• _HOW TO COMPLETE THIS TASK_
Every line of the records below that holds the word "free" should be copied out.

#####

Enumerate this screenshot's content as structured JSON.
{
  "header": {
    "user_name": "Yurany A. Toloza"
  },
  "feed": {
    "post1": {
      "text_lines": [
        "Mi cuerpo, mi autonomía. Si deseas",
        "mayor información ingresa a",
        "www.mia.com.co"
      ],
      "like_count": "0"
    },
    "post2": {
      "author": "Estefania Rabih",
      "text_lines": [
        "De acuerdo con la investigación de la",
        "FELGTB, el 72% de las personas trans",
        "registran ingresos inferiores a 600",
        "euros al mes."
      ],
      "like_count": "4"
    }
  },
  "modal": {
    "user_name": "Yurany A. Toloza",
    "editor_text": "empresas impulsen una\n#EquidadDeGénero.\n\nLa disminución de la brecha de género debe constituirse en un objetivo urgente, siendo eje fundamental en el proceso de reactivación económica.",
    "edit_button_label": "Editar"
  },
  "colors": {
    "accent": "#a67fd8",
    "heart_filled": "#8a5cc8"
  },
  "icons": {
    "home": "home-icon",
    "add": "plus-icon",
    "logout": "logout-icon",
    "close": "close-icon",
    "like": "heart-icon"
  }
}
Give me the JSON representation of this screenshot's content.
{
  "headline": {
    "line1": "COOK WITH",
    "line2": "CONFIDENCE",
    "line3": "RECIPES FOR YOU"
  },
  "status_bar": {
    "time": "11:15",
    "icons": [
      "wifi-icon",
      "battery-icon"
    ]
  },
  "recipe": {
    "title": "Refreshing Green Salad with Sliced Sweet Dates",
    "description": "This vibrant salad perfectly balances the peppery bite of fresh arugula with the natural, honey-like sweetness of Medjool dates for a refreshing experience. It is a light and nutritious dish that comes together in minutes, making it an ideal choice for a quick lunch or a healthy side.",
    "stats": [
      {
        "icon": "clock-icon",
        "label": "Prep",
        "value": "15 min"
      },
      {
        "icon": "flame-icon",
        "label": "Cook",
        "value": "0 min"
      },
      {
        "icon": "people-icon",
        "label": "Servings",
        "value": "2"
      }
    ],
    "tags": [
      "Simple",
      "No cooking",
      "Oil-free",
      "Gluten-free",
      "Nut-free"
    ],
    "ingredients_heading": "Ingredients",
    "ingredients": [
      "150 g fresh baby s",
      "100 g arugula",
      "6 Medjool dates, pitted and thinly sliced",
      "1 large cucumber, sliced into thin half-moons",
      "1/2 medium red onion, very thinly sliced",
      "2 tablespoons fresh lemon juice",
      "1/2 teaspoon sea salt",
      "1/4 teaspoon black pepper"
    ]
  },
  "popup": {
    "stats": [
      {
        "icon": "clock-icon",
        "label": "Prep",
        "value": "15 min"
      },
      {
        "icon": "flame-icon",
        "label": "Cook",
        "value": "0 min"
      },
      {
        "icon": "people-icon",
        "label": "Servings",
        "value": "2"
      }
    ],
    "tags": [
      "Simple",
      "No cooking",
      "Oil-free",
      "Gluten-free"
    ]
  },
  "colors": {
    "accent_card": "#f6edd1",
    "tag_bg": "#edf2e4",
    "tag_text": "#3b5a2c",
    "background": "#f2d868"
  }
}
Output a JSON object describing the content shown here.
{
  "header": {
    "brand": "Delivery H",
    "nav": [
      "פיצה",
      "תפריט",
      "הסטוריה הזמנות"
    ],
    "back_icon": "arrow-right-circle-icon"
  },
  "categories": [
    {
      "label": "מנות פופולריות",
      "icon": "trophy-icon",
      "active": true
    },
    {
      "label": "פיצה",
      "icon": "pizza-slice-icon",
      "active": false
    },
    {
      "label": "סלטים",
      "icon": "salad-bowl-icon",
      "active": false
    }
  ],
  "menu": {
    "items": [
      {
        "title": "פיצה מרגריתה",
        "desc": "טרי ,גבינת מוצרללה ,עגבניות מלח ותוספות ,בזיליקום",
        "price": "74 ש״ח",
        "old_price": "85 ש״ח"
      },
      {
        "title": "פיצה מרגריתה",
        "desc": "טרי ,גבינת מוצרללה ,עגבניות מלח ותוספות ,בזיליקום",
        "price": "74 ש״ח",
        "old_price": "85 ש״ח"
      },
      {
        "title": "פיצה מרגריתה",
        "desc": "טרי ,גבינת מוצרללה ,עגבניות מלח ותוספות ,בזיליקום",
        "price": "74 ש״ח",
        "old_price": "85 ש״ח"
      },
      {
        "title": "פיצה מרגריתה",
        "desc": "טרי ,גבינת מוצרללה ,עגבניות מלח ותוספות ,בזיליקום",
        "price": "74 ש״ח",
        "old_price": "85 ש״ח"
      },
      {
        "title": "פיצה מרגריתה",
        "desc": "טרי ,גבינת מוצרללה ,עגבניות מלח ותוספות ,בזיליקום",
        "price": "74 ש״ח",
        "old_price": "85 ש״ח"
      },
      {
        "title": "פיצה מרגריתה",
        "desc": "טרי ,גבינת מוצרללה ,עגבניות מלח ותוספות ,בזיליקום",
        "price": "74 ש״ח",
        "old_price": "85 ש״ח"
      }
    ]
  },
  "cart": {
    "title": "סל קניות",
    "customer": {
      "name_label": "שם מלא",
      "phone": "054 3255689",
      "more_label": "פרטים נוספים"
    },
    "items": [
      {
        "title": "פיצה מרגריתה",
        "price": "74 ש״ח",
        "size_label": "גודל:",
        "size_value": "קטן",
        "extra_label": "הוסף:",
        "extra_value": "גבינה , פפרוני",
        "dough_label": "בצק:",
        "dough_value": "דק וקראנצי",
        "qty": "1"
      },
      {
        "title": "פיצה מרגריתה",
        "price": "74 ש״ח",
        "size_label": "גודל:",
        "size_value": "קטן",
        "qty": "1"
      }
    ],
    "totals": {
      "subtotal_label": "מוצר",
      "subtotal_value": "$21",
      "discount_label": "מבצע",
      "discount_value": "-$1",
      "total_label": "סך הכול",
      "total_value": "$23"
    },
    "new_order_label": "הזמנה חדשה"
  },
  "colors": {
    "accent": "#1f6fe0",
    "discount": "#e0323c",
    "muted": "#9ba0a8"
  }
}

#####

• _THE COMPLETED TASK_
      "Oil-free",
      "Gluten-free",
      "Nut-free"
      "Oil-free",
      "Gluten-free"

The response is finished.